Items from an interface collection
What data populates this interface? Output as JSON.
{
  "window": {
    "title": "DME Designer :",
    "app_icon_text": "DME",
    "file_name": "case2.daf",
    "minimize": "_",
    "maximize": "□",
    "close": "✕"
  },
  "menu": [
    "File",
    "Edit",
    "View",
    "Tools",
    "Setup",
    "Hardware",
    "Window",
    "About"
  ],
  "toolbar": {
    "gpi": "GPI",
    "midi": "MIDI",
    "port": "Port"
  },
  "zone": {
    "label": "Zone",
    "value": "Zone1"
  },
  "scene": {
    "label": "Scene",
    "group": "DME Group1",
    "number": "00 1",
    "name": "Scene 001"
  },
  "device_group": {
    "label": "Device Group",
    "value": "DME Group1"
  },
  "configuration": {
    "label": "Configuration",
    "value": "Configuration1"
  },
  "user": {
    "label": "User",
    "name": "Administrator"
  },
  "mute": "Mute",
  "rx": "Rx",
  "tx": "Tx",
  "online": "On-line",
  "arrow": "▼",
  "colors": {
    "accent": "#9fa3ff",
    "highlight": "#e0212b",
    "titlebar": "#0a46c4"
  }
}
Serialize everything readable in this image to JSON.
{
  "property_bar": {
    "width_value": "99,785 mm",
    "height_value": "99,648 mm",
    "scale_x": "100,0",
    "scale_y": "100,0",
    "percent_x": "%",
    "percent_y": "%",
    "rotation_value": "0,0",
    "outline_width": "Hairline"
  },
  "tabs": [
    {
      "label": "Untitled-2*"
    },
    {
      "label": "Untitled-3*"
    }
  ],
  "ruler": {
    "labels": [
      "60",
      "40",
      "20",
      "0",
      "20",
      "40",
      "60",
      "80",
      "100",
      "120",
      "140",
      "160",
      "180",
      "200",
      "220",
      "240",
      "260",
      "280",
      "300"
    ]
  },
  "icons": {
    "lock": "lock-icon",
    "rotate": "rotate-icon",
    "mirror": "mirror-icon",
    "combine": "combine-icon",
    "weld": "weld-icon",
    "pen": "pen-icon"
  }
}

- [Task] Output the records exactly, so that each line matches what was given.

- [Solution for this exercise]
What data populates this interface? Output as JSON.
{
  "window": {
    "title": "DME Designer :",
    "app_icon_text": "DME",
    "file_name": "case2.daf",
    "minimize": "_",
    "maximize": "□",
    "close": "✕"
  },
  "menu": [
    "File",
    "Edit",
    "View",
    "Tools",
    "Setup",
    "Hardware",
    "Window",
    "About"
  ],
  "toolbar": {
    "gpi": "GPI",
    "midi": "MIDI",
    "port": "Port"
  },
  "zone": {
    "label": "Zone",
    "value": "Zone1"
  },
  "scene": {
    "label": "Scene",
    "group": "DME Group1",
    "number": "00 1",
    "name": "Scene 001"
  },
  "device_group": {
    "label": "Device Group",
    "value": "DME Group1"
  },
  "configuration": {
    "label": "Configuration",
    "value": "Configuration1"
  },
  "user": {
    "label": "User",
    "name": "Administrator"
  },
  "mute": "Mute",
  "rx": "Rx",
  "tx": "Tx",
  "online": "On-line",
  "arrow": "▼",
  "colors": {
    "accent": "#9fa3ff",
    "highlight": "#e0212b",
    "titlebar": "#0a46c4"
  }
}
Serialize everything readable in this image to JSON.
{
  "property_bar": {
    "width_value": "99,785 mm",
    "height_value": "99,648 mm",
    "scale_x": "100,0",
    "scale_y": "100,0",
    "percent_x": "%",
    "percent_y": "%",
    "rotation_value": "0,0",
    "outline_width": "Hairline"
  },
  "tabs": [
    {
      "label": "Untitled-2*"
    },
    {
      "label": "Untitled-3*"
    }
  ],
  "ruler": {
    "labels": [
      "60",
      "40",
      "20",
      "0",
      "20",
      "40",
      "60",
      "80",
      "100",
      "120",
      "140",
      "160",
      "180",
      "200",
      "220",
      "240",
      "260",
      "280",
      "300"
    ]
  },
  "icons": {
    "lock": "lock-icon",
    "rotate": "rotate-icon",
    "mirror": "mirror-icon",
    "combine": "combine-icon",
    "weld": "weld-icon",
    "pen": "pen-icon"
  }
}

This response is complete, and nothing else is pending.